Saylor.org's Ancient Civilizations of the World/Religion and Language
The Byzantines and the Orthodox ChurchEdit
As the continuation of the Roman Empire, the Byzantines retained the administrative and financial infrastructure to maintain strong state influence over the church. The Byzantine Emperor became Christ's representative on Earth and it was his job to spread the faith to pagans, as well as to oversee the material realities of running the church. The Emperor maintained a strong grip over the church, but never in an officially delegated role. The Emperor used his power to make the Patriarchate of the capital city of Constantinople the most powerful and prestigious center of all Christendom well until the era of the crusades. To represent the power of the Patriarchate of Constantinople, Emperor Justinian funded the construction of the monumental Hagia Sophia church.
The original language of the government of the Empire, which owed its origins to Rome, had been Latin, and this continued as its official language until the 7th century when it was effectively changed to Greek by Heraclius. Scholarly Latin rapidly fell into disuse in the Empire, but it still retained some ceremonial importance. In parts of the Empire that would eventually be known as Romania, Latin lingered around to form the basis of the Romance language of Romanian. Even before the fall of the Roman Empire, however, Greek remained a much more universal and important language for trade and the Christian Church in the Eastern Empire. The prevalence of Greek in the Empire, particularly in the writing of the Eastern Orthodox Church, was a direct link to the development of the Cyrillic alphabet. This alphabet would be applied to the Russian language and countless other slavic languages still spoken today.
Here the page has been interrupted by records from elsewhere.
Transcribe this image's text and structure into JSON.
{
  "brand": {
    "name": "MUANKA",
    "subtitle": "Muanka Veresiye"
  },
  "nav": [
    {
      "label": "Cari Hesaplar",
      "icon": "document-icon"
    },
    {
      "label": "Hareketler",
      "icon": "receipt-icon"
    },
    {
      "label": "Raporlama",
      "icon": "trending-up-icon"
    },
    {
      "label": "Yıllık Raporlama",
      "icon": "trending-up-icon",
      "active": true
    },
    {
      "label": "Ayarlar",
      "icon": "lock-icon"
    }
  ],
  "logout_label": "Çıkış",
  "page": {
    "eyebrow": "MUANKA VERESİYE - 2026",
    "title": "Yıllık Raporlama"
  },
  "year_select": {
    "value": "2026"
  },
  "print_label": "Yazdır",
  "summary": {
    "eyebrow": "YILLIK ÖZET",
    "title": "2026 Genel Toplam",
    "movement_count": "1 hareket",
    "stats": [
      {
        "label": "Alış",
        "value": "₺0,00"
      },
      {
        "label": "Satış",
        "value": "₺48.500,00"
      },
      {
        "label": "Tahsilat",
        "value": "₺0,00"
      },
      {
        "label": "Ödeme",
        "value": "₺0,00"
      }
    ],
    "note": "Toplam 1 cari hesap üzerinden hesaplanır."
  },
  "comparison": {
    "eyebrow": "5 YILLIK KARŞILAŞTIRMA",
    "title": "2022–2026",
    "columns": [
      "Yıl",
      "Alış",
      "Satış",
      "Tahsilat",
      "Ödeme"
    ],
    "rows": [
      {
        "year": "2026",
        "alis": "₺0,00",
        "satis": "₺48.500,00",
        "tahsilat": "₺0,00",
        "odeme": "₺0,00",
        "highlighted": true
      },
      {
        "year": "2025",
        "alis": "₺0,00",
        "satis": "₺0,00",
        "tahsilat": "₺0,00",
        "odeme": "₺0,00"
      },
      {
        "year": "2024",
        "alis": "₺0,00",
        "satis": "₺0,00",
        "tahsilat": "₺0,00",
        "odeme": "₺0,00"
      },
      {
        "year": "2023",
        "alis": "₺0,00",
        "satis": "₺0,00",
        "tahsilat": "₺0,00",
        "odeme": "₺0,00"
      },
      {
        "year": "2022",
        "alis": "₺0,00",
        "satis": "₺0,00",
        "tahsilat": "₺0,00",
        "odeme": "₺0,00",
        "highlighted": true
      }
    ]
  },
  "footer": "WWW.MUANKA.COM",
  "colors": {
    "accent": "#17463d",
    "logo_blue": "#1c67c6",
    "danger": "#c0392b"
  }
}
The Byzantine CommonwealthEdit
With the conflict between the Church of Rome and the Church of Constantinople (what would become the Catholic and Orthodox Churches), the Byzantines looked to spread their ideas about Christianity closer to home. In the middle of the ninth century, two Byzantine monks who happened to be brothers, known by their monastic names Cyril and Methodius, embarked on a project to convert the Slavs to Christianity. Since the Slavs did not have a system of writing, they had to create one in order to translate the Bible for the Slavs. They created an alphabet, which would later evolve into the Cyrillic alphabet, named for Cyril. They journeyed to what is now Moravia, in the Czech Republic, and preached Christianity. They were opposed both by pagan Slav leaders and by Catholic bishops. In 868, they had to travel to Rome to get the pope’s support to continue their missionary work, and Cyril died there. Methodius returned to the Slavs and continued his project of conversion. After he died, however, a new pope came into power and drove Cyril and Methodius’s followers from the Slavs. Still, Byzantine Christianity flourished among the Slavs thanks to the work already accomplished by Cyril and Methodius, and exiled followers of Methodius ended up fleeing to the Bulgarian Empire. They gained influence, converted the Bulgar king, Boris-Michael, and introduced Orthodox Christianity to the populace. Soon the Bulgars would rival the Byzantines in their commitment to Orthodox Christianity. This was the beginning of the Byzantine Commonwealth, a collection of nations united by their shared Orthodox Christian tradition, which brought with it the customs and ideas of the Byzantines. Perhaps the most important group in this commonwealth was the Rus, who later became known as the Russians. Converted to Orthodox Christianity slightly later, in 998, they inherited much of the Byzantine cultural legacy.
"The Byzantine Empire" (Wikipedia) http://en.wikipedia.org/wiki/Byzantine_Empire